## RECORD SET

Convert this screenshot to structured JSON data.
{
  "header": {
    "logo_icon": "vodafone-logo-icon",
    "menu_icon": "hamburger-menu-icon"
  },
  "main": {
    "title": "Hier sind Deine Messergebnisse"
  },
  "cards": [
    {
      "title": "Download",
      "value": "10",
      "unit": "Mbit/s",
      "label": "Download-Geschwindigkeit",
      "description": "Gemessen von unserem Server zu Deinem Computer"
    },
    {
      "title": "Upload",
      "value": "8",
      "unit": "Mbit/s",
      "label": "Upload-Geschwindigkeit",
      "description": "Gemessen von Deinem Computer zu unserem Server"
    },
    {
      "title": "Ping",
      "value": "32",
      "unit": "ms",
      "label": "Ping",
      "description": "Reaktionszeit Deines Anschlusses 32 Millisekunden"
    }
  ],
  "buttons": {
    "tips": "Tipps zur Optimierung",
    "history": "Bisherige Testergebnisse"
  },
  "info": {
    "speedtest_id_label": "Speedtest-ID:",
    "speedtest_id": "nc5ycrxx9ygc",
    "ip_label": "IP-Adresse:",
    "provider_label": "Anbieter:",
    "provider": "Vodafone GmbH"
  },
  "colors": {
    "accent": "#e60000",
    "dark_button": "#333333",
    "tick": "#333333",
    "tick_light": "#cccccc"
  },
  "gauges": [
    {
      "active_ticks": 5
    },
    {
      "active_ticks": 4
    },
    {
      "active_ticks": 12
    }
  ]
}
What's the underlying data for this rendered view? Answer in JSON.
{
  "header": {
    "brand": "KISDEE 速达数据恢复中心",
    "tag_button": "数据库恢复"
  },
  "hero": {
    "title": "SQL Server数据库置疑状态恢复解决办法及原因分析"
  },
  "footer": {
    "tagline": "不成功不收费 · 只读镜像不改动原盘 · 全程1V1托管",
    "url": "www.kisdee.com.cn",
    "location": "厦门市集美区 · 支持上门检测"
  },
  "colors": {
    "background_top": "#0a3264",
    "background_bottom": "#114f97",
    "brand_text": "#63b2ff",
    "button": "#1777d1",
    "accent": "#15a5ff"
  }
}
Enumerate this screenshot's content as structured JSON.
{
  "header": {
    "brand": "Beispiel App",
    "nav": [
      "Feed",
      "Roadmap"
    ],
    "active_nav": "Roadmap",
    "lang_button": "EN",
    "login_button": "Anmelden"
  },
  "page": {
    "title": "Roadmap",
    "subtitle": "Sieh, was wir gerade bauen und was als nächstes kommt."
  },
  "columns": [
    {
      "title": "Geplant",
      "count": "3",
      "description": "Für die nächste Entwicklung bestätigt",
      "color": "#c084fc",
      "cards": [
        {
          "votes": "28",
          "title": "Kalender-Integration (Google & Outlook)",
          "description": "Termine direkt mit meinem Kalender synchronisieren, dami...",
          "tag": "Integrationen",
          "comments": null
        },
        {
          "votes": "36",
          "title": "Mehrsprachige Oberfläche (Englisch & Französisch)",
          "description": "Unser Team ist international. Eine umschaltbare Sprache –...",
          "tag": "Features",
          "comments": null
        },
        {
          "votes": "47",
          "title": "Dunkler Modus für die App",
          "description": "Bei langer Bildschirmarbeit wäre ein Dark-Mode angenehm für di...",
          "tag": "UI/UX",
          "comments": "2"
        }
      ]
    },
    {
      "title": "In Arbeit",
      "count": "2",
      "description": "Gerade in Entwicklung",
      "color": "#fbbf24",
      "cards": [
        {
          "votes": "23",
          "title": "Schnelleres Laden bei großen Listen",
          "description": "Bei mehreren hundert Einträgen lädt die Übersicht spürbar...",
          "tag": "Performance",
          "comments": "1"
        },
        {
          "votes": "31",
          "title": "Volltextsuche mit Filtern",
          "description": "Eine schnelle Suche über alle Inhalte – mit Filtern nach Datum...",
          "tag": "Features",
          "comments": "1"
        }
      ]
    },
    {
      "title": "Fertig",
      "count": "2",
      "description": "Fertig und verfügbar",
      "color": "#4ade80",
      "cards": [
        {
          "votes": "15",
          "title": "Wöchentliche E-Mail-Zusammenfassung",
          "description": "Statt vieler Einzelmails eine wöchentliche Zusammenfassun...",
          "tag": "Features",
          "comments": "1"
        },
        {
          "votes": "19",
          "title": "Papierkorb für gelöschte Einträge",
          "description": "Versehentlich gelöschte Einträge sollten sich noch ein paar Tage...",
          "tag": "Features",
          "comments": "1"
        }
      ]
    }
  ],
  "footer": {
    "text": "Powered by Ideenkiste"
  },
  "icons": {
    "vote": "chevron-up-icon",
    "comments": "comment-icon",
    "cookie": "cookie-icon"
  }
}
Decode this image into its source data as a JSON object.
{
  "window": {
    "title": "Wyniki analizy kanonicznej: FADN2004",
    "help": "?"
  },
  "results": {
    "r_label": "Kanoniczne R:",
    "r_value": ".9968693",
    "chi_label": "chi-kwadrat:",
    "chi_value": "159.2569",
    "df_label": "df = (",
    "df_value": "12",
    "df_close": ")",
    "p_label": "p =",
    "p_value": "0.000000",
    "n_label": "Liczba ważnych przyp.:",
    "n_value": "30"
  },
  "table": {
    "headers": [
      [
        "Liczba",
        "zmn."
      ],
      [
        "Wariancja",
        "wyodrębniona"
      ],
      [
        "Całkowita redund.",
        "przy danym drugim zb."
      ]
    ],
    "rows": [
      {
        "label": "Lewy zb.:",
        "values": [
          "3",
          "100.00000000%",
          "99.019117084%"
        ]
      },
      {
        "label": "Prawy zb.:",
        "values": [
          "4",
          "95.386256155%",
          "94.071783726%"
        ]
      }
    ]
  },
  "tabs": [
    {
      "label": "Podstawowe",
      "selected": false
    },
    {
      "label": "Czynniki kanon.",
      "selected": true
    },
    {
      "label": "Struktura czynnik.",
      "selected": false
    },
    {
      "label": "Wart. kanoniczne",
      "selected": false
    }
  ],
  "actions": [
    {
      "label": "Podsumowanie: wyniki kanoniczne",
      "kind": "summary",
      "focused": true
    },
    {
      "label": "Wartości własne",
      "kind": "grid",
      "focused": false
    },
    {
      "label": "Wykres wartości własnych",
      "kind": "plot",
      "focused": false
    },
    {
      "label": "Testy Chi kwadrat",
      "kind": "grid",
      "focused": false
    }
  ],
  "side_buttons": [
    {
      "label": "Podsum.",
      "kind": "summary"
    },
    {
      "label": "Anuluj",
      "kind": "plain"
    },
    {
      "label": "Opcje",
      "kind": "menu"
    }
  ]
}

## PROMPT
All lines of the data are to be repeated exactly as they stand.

## ANSWER BOX
Convert this screenshot to structured JSON data.
{
  "header": {
    "logo_icon": "vodafone-logo-icon",
    "menu_icon": "hamburger-menu-icon"
  },
  "main": {
    "title": "Hier sind Deine Messergebnisse"
  },
  "cards": [
    {
      "title": "Download",
      "value": "10",
      "unit": "Mbit/s",
      "label": "Download-Geschwindigkeit",
      "description": "Gemessen von unserem Server zu Deinem Computer"
    },
    {
      "title": "Upload",
      "value": "8",
      "unit": "Mbit/s",
      "label": "Upload-Geschwindigkeit",
      "description": "Gemessen von Deinem Computer zu unserem Server"
    },
    {
      "title": "Ping",
      "value": "32",
      "unit": "ms",
      "label": "Ping",
      "description": "Reaktionszeit Deines Anschlusses 32 Millisekunden"
    }
  ],
  "buttons": {
    "tips": "Tipps zur Optimierung",
    "history": "Bisherige Testergebnisse"
  },
  "info": {
    "speedtest_id_label": "Speedtest-ID:",
    "speedtest_id": "nc5ycrxx9ygc",
    "ip_label": "IP-Adresse:",
    "provider_label": "Anbieter:",
    "provider": "Vodafone GmbH"
  },
  "colors": {
    "accent": "#e60000",
    "dark_button": "#333333",
    "tick": "#333333",
    "tick_light": "#cccccc"
  },
  "gauges": [
    {
      "active_ticks": 5
    },
    {
      "active_ticks": 4
    },
    {
      "active_ticks": 12
    }
  ]
}
What's the underlying data for this rendered view? Answer in JSON.
{
  "header": {
    "brand": "KISDEE 速达数据恢复中心",
    "tag_button": "数据库恢复"
  },
  "hero": {
    "title": "SQL Server数据库置疑状态恢复解决办法及原因分析"
  },
  "footer": {
    "tagline": "不成功不收费 · 只读镜像不改动原盘 · 全程1V1托管",
    "url": "www.kisdee.com.cn",
    "location": "厦门市集美区 · 支持上门检测"
  },
  "colors": {
    "background_top": "#0a3264",
    "background_bottom": "#114f97",
    "brand_text": "#63b2ff",
    "button": "#1777d1",
    "accent": "#15a5ff"
  }
}
Enumerate this screenshot's content as structured JSON.
{
  "header": {
    "brand": "Beispiel App",
    "nav": [
      "Feed",
      "Roadmap"
    ],
    "active_nav": "Roadmap",
    "lang_button": "EN",
    "login_button": "Anmelden"
  },
  "page": {
    "title": "Roadmap",
    "subtitle": "Sieh, was wir gerade bauen und was als nächstes kommt."
  },
  "columns": [
    {
      "title": "Geplant",
      "count": "3",
      "description": "Für die nächste Entwicklung bestätigt",
      "color": "#c084fc",
      "cards": [
        {
          "votes": "28",
          "title": "Kalender-Integration (Google & Outlook)",
          "description": "Termine direkt mit meinem Kalender synchronisieren, dami...",
          "tag": "Integrationen",
          "comments": null
        },
        {
          "votes": "36",
          "title": "Mehrsprachige Oberfläche (Englisch & Französisch)",
          "description": "Unser Team ist international. Eine umschaltbare Sprache –...",
          "tag": "Features",
          "comments": null
        },
        {
          "votes": "47",
          "title": "Dunkler Modus für die App",
          "description": "Bei langer Bildschirmarbeit wäre ein Dark-Mode angenehm für di...",
          "tag": "UI/UX",
          "comments": "2"
        }
      ]
    },
    {
      "title": "In Arbeit",
      "count": "2",
      "description": "Gerade in Entwicklung",
      "color": "#fbbf24",
      "cards": [
        {
          "votes": "23",
          "title": "Schnelleres Laden bei großen Listen",
          "description": "Bei mehreren hundert Einträgen lädt die Übersicht spürbar...",
          "tag": "Performance",
          "comments": "1"
        },
        {
          "votes": "31",
          "title": "Volltextsuche mit Filtern",
          "description": "Eine schnelle Suche über alle Inhalte – mit Filtern nach Datum...",
          "tag": "Features",
          "comments": "1"
        }
      ]
    },
    {
      "title": "Fertig",
      "count": "2",
      "description": "Fertig und verfügbar",
      "color": "#4ade80",
      "cards": [
        {
          "votes": "15",
          "title": "Wöchentliche E-Mail-Zusammenfassung",
          "description": "Statt vieler Einzelmails eine wöchentliche Zusammenfassun...",
          "tag": "Features",
          "comments": "1"
        },
        {
          "votes": "19",
          "title": "Papierkorb für gelöschte Einträge",
          "description": "Versehentlich gelöschte Einträge sollten sich noch ein paar Tage...",
          "tag": "Features",
          "comments": "1"
        }
      ]
    }
  ],
  "footer": {
    "text": "Powered by Ideenkiste"
  },
  "icons": {
    "vote": "chevron-up-icon",
    "comments": "comment-icon",
    "cookie": "cookie-icon"
  }
}
Decode this image into its source data as a JSON object.
{
  "window": {
    "title": "Wyniki analizy kanonicznej: FADN2004",
    "help": "?"
  },
  "results": {
    "r_label": "Kanoniczne R:",
    "r_value": ".9968693",
    "chi_label": "chi-kwadrat:",
    "chi_value": "159.2569",
    "df_label": "df = (",
    "df_value": "12",
    "df_close": ")",
    "p_label": "p =",
    "p_value": "0.000000",
    "n_label": "Liczba ważnych przyp.:",
    "n_value": "30"
  },
  "table": {
    "headers": [
      [
        "Liczba",
        "zmn."
      ],
      [
        "Wariancja",
        "wyodrębniona"
      ],
      [
        "Całkowita redund.",
        "przy danym drugim zb."
      ]
    ],
    "rows": [
      {
        "label": "Lewy zb.:",
        "values": [
          "3",
          "100.00000000%",
          "99.019117084%"
        ]
      },
      {
        "label": "Prawy zb.:",
        "values": [
          "4",
          "95.386256155%",
          "94.071783726%"
        ]
      }
    ]
  },
  "tabs": [
    {
      "label": "Podstawowe",
      "selected": false
    },
    {
      "label": "Czynniki kanon.",
      "selected": true
    },
    {
      "label": "Struktura czynnik.",
      "selected": false
    },
    {
      "label": "Wart. kanoniczne",
      "selected": false
    }
  ],
  "actions": [
    {
      "label": "Podsumowanie: wyniki kanoniczne",
      "kind": "summary",
      "focused": true
    },
    {
      "label": "Wartości własne",
      "kind": "grid",
      "focused": false
    },
    {
      "label": "Wykres wartości własnych",
      "kind": "plot",
      "focused": false
    },
    {
      "label": "Testy Chi kwadrat",
      "kind": "grid",
      "focused": false
    }
  ],
  "side_buttons": [
    {
      "label": "Podsum.",
      "kind": "summary"
    },
    {
      "label": "Anuluj",
      "kind": "plain"
    },
    {
      "label": "Opcje",
      "kind": "menu"
    }
  ]
}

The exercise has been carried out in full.